Exercise details ::
Find the word "Chrissa" in the data. Return every line where it appears.
- - - -
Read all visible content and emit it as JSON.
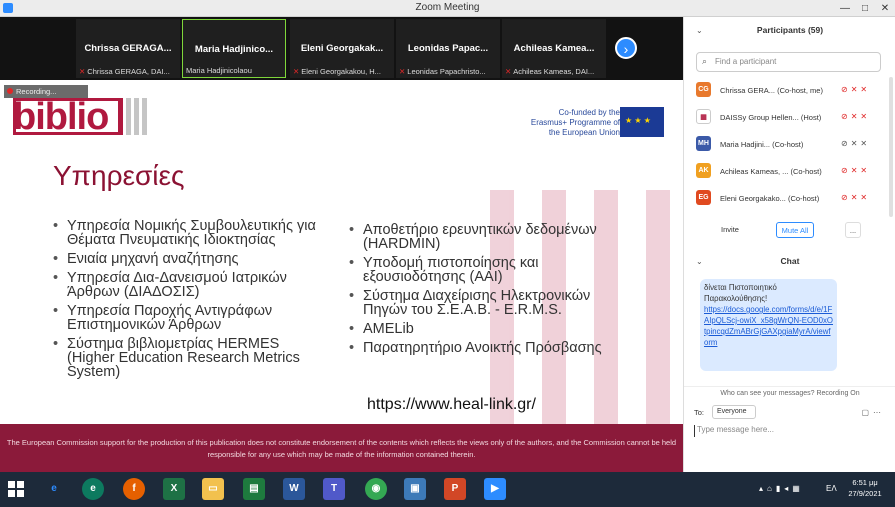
{
  "window": {
    "title": "Zoom Meeting"
  },
  "gallery": {
    "tiles": [
      {
        "name": "Chrissa GERAGA...",
        "sub": "Chrissa GERAGA, DAI..."
      },
      {
        "name": "Maria Hadjinico...",
        "sub": "Maria Hadjinicolaou"
      },
      {
        "name": "Eleni Georgakak...",
        "sub": "Eleni Georgakakou, H..."
      },
      {
        "name": "Leonidas Papac...",
        "sub": "Leonidas Papachristo..."
      },
      {
        "name": "Achileas Kamea...",
        "sub": "Achileas Kameas, DAI..."
      }
    ],
    "next": "›"
  },
  "slide": {
    "recording": "Recording...",
    "logo": "biblio",
    "erasmus_text": "Co-funded by the Erasmus+ Programme of the European Union",
    "heading": "Υπηρεσίες",
    "col1": [
      "Υπηρεσία Νομικής Συμβουλευτικής για Θέματα Πνευματικής Ιδιοκτησίας",
      "Ενιαία μηχανή αναζήτησης",
      "Υπηρεσία Δια-Δανεισμού Ιατρικών Άρθρων (ΔΙΑΔΟΣΙΣ)",
      "Υπηρεσία Παροχής Αντιγράφων Επιστημονικών Άρθρων",
      "Σύστημα βιβλιομετρίας HERMES (Higher Education Research Metrics System)"
    ],
    "col2": [
      "Αποθετήριο ερευνητικών δεδομένων (HARDMIN)",
      "Υποδομή πιστοποίησης και εξουσιοδότησης (AAI)",
      "Σύστημα Διαχείρισης Ηλεκτρονικών Πηγών του Σ.Ε.Α.Β. - E.R.M.S.",
      "AMELib",
      "Παρατηρητήριο Ανοικτής Πρόσβασης"
    ],
    "url": "https://www.heal-link.gr/",
    "footer": "The European Commission support for the production of this publication does not constitute endorsement of the contents which reflects the views only of the authors, and the Commission cannot be held responsible for any use which may be made of the information contained therein."
  },
  "participants": {
    "header": "Participants (59)",
    "search_placeholder": "Find a participant",
    "list": [
      {
        "initials": "CG",
        "color": "#e8792d",
        "name": "Chrissa GERA... (Co-host, me)"
      },
      {
        "initials": "",
        "color": "#ffffff",
        "name": "DAISSy Group Hellen... (Host)"
      },
      {
        "initials": "MH",
        "color": "#3b5aa8",
        "name": "Maria Hadjini... (Co-host)"
      },
      {
        "initials": "AK",
        "color": "#f0a020",
        "name": "Achileas Kameas, ... (Co-host)"
      },
      {
        "initials": "EG",
        "color": "#e04a20",
        "name": "Eleni Georgakako... (Co-host)"
      }
    ],
    "invite": "Invite",
    "mute_all": "Mute All",
    "more": "..."
  },
  "chat": {
    "header": "Chat",
    "message_text": "δίνεται Πιστοποιητικό Παρακολούθησης!",
    "message_link": "https://docs.google.com/forms/d/e/1FAIpQLScj-owiX_x58gWrQN-EOD0xOtpincqdZmABrGjGAXpgiaMyrA/viewform",
    "visibility": "Who can see your messages? Recording On",
    "to_label": "To:",
    "to_value": "Everyone",
    "input_placeholder": "Type message here..."
  },
  "taskbar": {
    "lang": "ΕΛ",
    "time": "6:51 μμ",
    "date": "27/9/2021"
  }
}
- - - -
Answer to the exercise ::
        "name": "Chrissa GERAGA...",
        "sub": "Chrissa GERAGA, DAI..."
        "name": "Chrissa GERA... (Co-host, me)"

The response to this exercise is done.